*** Block opens ***

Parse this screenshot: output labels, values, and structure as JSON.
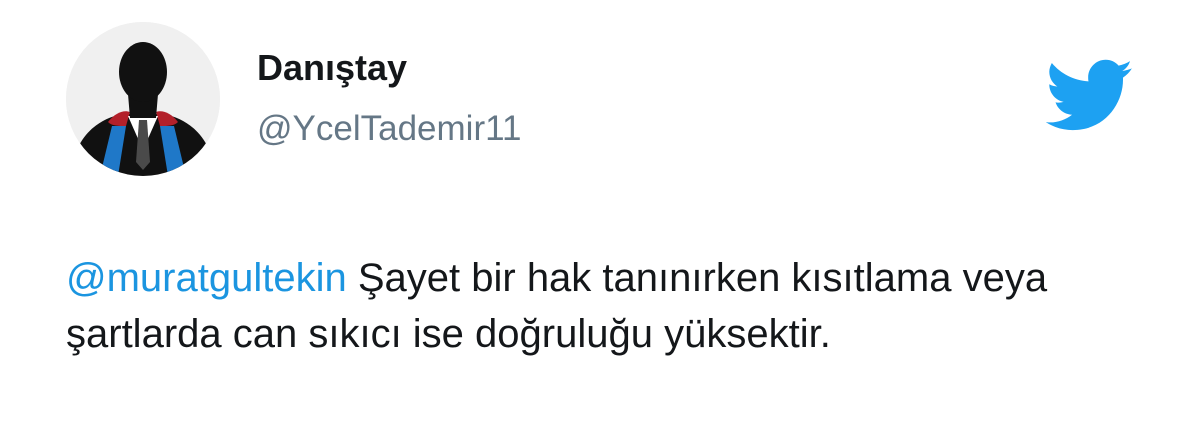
{
  "user": {
    "display_name": "Danıştay",
    "handle": "@YcelTademir11"
  },
  "tweet": {
    "mention": "@muratgultekin",
    "body": " Şayet bir hak tanınırken kısıtlama veya şartlarda can sıkıcı ise doğruluğu yüksektir."
  },
  "icons": {
    "avatar": "silhouette-avatar-icon",
    "logo": "twitter-bird-icon"
  },
  "colors": {
    "mention": "#1b95e0",
    "handle": "#657786",
    "text": "#14171a",
    "bird": "#1da1f2"
  }
}
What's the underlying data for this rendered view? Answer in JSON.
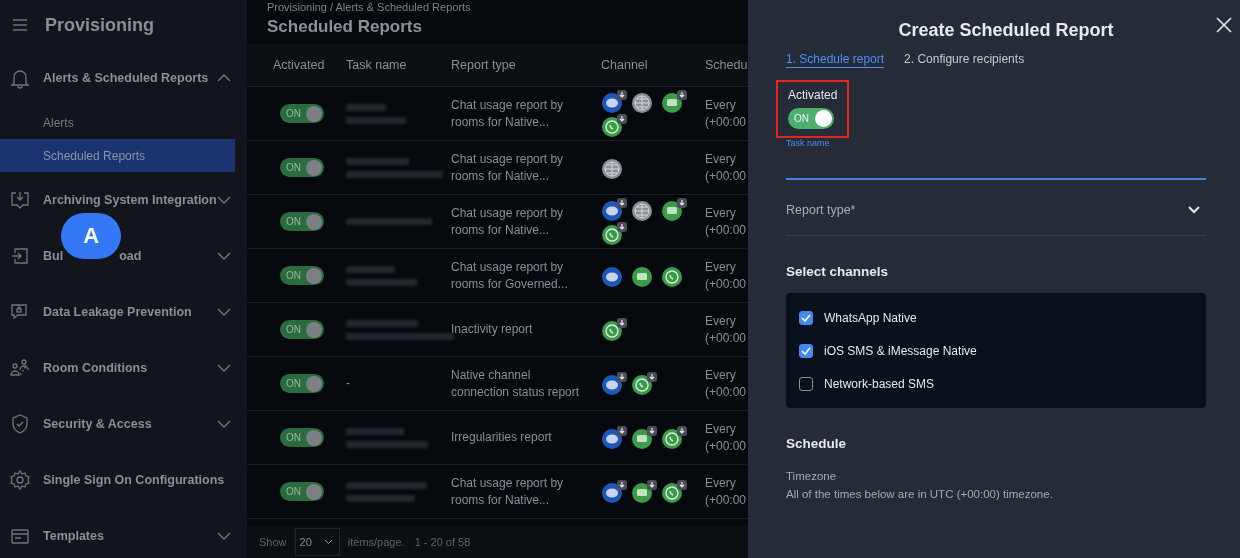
{
  "sidebar": {
    "title": "Provisioning",
    "groups": [
      {
        "label": "Alerts & Scheduled Reports",
        "kind": "bell",
        "expanded": true,
        "children": [
          {
            "label": "Alerts",
            "selected": false
          },
          {
            "label": "Scheduled Reports",
            "selected": true
          }
        ]
      },
      {
        "label": "Archiving System Integration",
        "kind": "tray",
        "expanded": false
      },
      {
        "label": "Bul",
        "label_tail": "oad",
        "kind": "import",
        "expanded": false,
        "marker": "A"
      },
      {
        "label": "Data Leakage Prevention",
        "kind": "lock-chat",
        "expanded": false
      },
      {
        "label": "Room Conditions",
        "kind": "people",
        "expanded": false
      },
      {
        "label": "Security & Access",
        "kind": "shield",
        "expanded": false
      },
      {
        "label": "Single Sign On Configurations",
        "kind": "gear"
      },
      {
        "label": "Templates",
        "kind": "card",
        "expanded": false
      }
    ]
  },
  "breadcrumb": "Provisioning / Alerts & Scheduled Reports",
  "page_title": "Scheduled Reports",
  "table": {
    "columns": [
      "Activated",
      "Task name",
      "Report type",
      "Channel",
      "Schedu"
    ],
    "rows": [
      {
        "on": true,
        "toggle_label": "ON",
        "task_redacted": true,
        "report_type": "Chat usage report by rooms for Native...",
        "channels": [
          {
            "kind": "imessage",
            "download": true
          },
          {
            "kind": "network-sms",
            "download": false
          },
          {
            "kind": "sms",
            "download": true
          },
          {
            "kind": "whatsapp",
            "download": true
          }
        ],
        "schedule": [
          "Every",
          "(+00:00"
        ]
      },
      {
        "on": true,
        "toggle_label": "ON",
        "task_redacted": true,
        "report_type": "Chat usage report by rooms for Native...",
        "channels": [
          {
            "kind": "network-sms",
            "download": false
          }
        ],
        "schedule": [
          "Every",
          "(+00:00"
        ]
      },
      {
        "on": true,
        "toggle_label": "ON",
        "task_redacted": true,
        "report_type": "Chat usage report by rooms for Native...",
        "channels": [
          {
            "kind": "imessage",
            "download": true
          },
          {
            "kind": "network-sms",
            "download": false
          },
          {
            "kind": "sms",
            "download": true
          },
          {
            "kind": "whatsapp",
            "download": true
          }
        ],
        "schedule": [
          "Every",
          "(+00:00"
        ]
      },
      {
        "on": true,
        "toggle_label": "ON",
        "task_redacted": true,
        "report_type": "Chat usage report by rooms for Governed...",
        "channels": [
          {
            "kind": "imessage",
            "download": false
          },
          {
            "kind": "sms",
            "download": false
          },
          {
            "kind": "whatsapp",
            "download": false
          }
        ],
        "schedule": [
          "Every",
          "(+00:00"
        ]
      },
      {
        "on": true,
        "toggle_label": "ON",
        "task_redacted": true,
        "report_type": "Inactivity report",
        "channels": [
          {
            "kind": "whatsapp",
            "download": true
          }
        ],
        "schedule": [
          "Every",
          "(+00:00"
        ]
      },
      {
        "on": true,
        "toggle_label": "ON",
        "task_redacted": false,
        "task_name": "-",
        "report_type": "Native channel connection status report",
        "channels": [
          {
            "kind": "imessage",
            "download": true
          },
          {
            "kind": "whatsapp",
            "download": true
          }
        ],
        "schedule": [
          "Every",
          "(+00:00"
        ]
      },
      {
        "on": true,
        "toggle_label": "ON",
        "task_redacted": true,
        "report_type": "Irregularities report",
        "channels": [
          {
            "kind": "imessage",
            "download": true
          },
          {
            "kind": "sms",
            "download": true
          },
          {
            "kind": "whatsapp",
            "download": true
          }
        ],
        "schedule": [
          "Every",
          "(+00:00"
        ]
      },
      {
        "on": true,
        "toggle_label": "ON",
        "task_redacted": true,
        "report_type": "Chat usage report by rooms for Native...",
        "channels": [
          {
            "kind": "imessage",
            "download": true
          },
          {
            "kind": "sms",
            "download": true
          },
          {
            "kind": "whatsapp",
            "download": true
          }
        ],
        "schedule": [
          "Every",
          "(+00:00"
        ]
      }
    ]
  },
  "pagination": {
    "show": "Show",
    "page_size": "20",
    "per_page": "items/page.",
    "range": "1 - 20 of 58"
  },
  "drawer": {
    "title": "Create Scheduled Report",
    "steps": [
      {
        "label": "1. Schedule report",
        "selected": true
      },
      {
        "label": "2. Configure recipients",
        "selected": false
      }
    ],
    "activated": {
      "label": "Activated",
      "on": true,
      "toggle_label": "ON",
      "highlighted": true
    },
    "task_name": {
      "label": "Task name",
      "focused": true
    },
    "report_type": {
      "placeholder": "Report type*"
    },
    "channels_title": "Select channels",
    "channels": [
      {
        "label": "WhatsApp Native",
        "checked": true
      },
      {
        "label": "iOS SMS & iMessage Native",
        "checked": true
      },
      {
        "label": "Network-based SMS",
        "checked": false
      }
    ],
    "schedule_title": "Schedule",
    "timezone_label": "Timezone",
    "timezone_note": "All of the times below are in UTC (+00:00) timezone."
  }
}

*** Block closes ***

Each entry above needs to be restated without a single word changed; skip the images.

Parse this screenshot: output labels, values, and structure as JSON.
{
  "user": {
    "display_name": "Danıştay",
    "handle": "@YcelTademir11"
  },
  "tweet": {
    "mention": "@muratgultekin",
    "body": " Şayet bir hak tanınırken kısıtlama veya şartlarda can sıkıcı ise doğruluğu yüksektir."
  },
  "icons": {
    "avatar": "silhouette-avatar-icon",
    "logo": "twitter-bird-icon"
  },
  "colors": {
    "mention": "#1b95e0",
    "handle": "#657786",
    "text": "#14171a",
    "bird": "#1da1f2"
  }
}
What's the underlying data for this rendered view? Answer in JSON.
{
  "sidebar": {
    "title": "Provisioning",
    "groups": [
      {
        "label": "Alerts & Scheduled Reports",
        "kind": "bell",
        "expanded": true,
        "children": [
          {
            "label": "Alerts",
            "selected": false
          },
          {
            "label": "Scheduled Reports",
            "selected": true
          }
        ]
      },
      {
        "label": "Archiving System Integration",
        "kind": "tray",
        "expanded": false
      },
      {
        "label": "Bul",
        "label_tail": "oad",
        "kind": "import",
        "expanded": false,
        "marker": "A"
      },
      {
        "label": "Data Leakage Prevention",
        "kind": "lock-chat",
        "expanded": false
      },
      {
        "label": "Room Conditions",
        "kind": "people",
        "expanded": false
      },
      {
        "label": "Security & Access",
        "kind": "shield",
        "expanded": false
      },
      {
        "label": "Single Sign On Configurations",
        "kind": "gear"
      },
      {
        "label": "Templates",
        "kind": "card",
        "expanded": false
      }
    ]
  },
  "breadcrumb": "Provisioning / Alerts & Scheduled Reports",
  "page_title": "Scheduled Reports",
  "table": {
    "columns": [
      "Activated",
      "Task name",
      "Report type",
      "Channel",
      "Schedu"
    ],
    "rows": [
      {
        "on": true,
        "toggle_label": "ON",
        "task_redacted": true,
        "report_type": "Chat usage report by rooms for Native...",
        "channels": [
          {
            "kind": "imessage",
            "download": true
          },
          {
            "kind": "network-sms",
            "download": false
          },
          {
            "kind": "sms",
            "download": true
          },
          {
            "kind": "whatsapp",
            "download": true
          }
        ],
        "schedule": [
          "Every",
          "(+00:00"
        ]
      },
      {
        "on": true,
        "toggle_label": "ON",
        "task_redacted": true,
        "report_type": "Chat usage report by rooms for Native...",
        "channels": [
          {
            "kind": "network-sms",
            "download": false
          }
        ],
        "schedule": [
          "Every",
          "(+00:00"
        ]
      },
      {
        "on": true,
        "toggle_label": "ON",
        "task_redacted": true,
        "report_type": "Chat usage report by rooms for Native...",
        "channels": [
          {
            "kind": "imessage",
            "download": true
          },
          {
            "kind": "network-sms",
            "download": false
          },
          {
            "kind": "sms",
            "download": true
          },
          {
            "kind": "whatsapp",
            "download": true
          }
        ],
        "schedule": [
          "Every",
          "(+00:00"
        ]
      },
      {
        "on": true,
        "toggle_label": "ON",
        "task_redacted": true,
        "report_type": "Chat usage report by rooms for Governed...",
        "channels": [
          {
            "kind": "imessage",
            "download": false
          },
          {
            "kind": "sms",
            "download": false
          },
          {
            "kind": "whatsapp",
            "download": false
          }
        ],
        "schedule": [
          "Every",
          "(+00:00"
        ]
      },
      {
        "on": true,
        "toggle_label": "ON",
        "task_redacted": true,
        "report_type": "Inactivity report",
        "channels": [
          {
            "kind": "whatsapp",
            "download": true
          }
        ],
        "schedule": [
          "Every",
          "(+00:00"
        ]
      },
      {
        "on": true,
        "toggle_label": "ON",
        "task_redacted": false,
        "task_name": "-",
        "report_type": "Native channel connection status report",
        "channels": [
          {
            "kind": "imessage",
            "download": true
          },
          {
            "kind": "whatsapp",
            "download": true
          }
        ],
        "schedule": [
          "Every",
          "(+00:00"
        ]
      },
      {
        "on": true,
        "toggle_label": "ON",
        "task_redacted": true,
        "report_type": "Irregularities report",
        "channels": [
          {
            "kind": "imessage",
            "download": true
          },
          {
            "kind": "sms",
            "download": true
          },
          {
            "kind": "whatsapp",
            "download": true
          }
        ],
        "schedule": [
          "Every",
          "(+00:00"
        ]
      },
      {
        "on": true,
        "toggle_label": "ON",
        "task_redacted": true,
        "report_type": "Chat usage report by rooms for Native...",
        "channels": [
          {
            "kind": "imessage",
            "download": true
          },
          {
            "kind": "sms",
            "download": true
          },
          {
            "kind": "whatsapp",
            "download": true
          }
        ],
        "schedule": [
          "Every",
          "(+00:00"
        ]
      }
    ]
  },
  "pagination": {
    "show": "Show",
    "page_size": "20",
    "per_page": "items/page.",
    "range": "1 - 20 of 58"
  },
  "drawer": {
    "title": "Create Scheduled Report",
    "steps": [
      {
        "label": "1. Schedule report",
        "selected": true
      },
      {
        "label": "2. Configure recipients",
        "selected": false
      }
    ],
    "activated": {
      "label": "Activated",
      "on": true,
      "toggle_label": "ON",
      "highlighted": true
    },
    "task_name": {
      "label": "Task name",
      "focused": true
    },
    "report_type": {
      "placeholder": "Report type*"
    },
    "channels_title": "Select channels",
    "channels": [
      {
        "label": "WhatsApp Native",
        "checked": true
      },
      {
        "label": "iOS SMS & iMessage Native",
        "checked": true
      },
      {
        "label": "Network-based SMS",
        "checked": false
      }
    ],
    "schedule_title": "Schedule",
    "timezone_label": "Timezone",
    "timezone_note": "All of the times below are in UTC (+00:00) timezone."
  }
}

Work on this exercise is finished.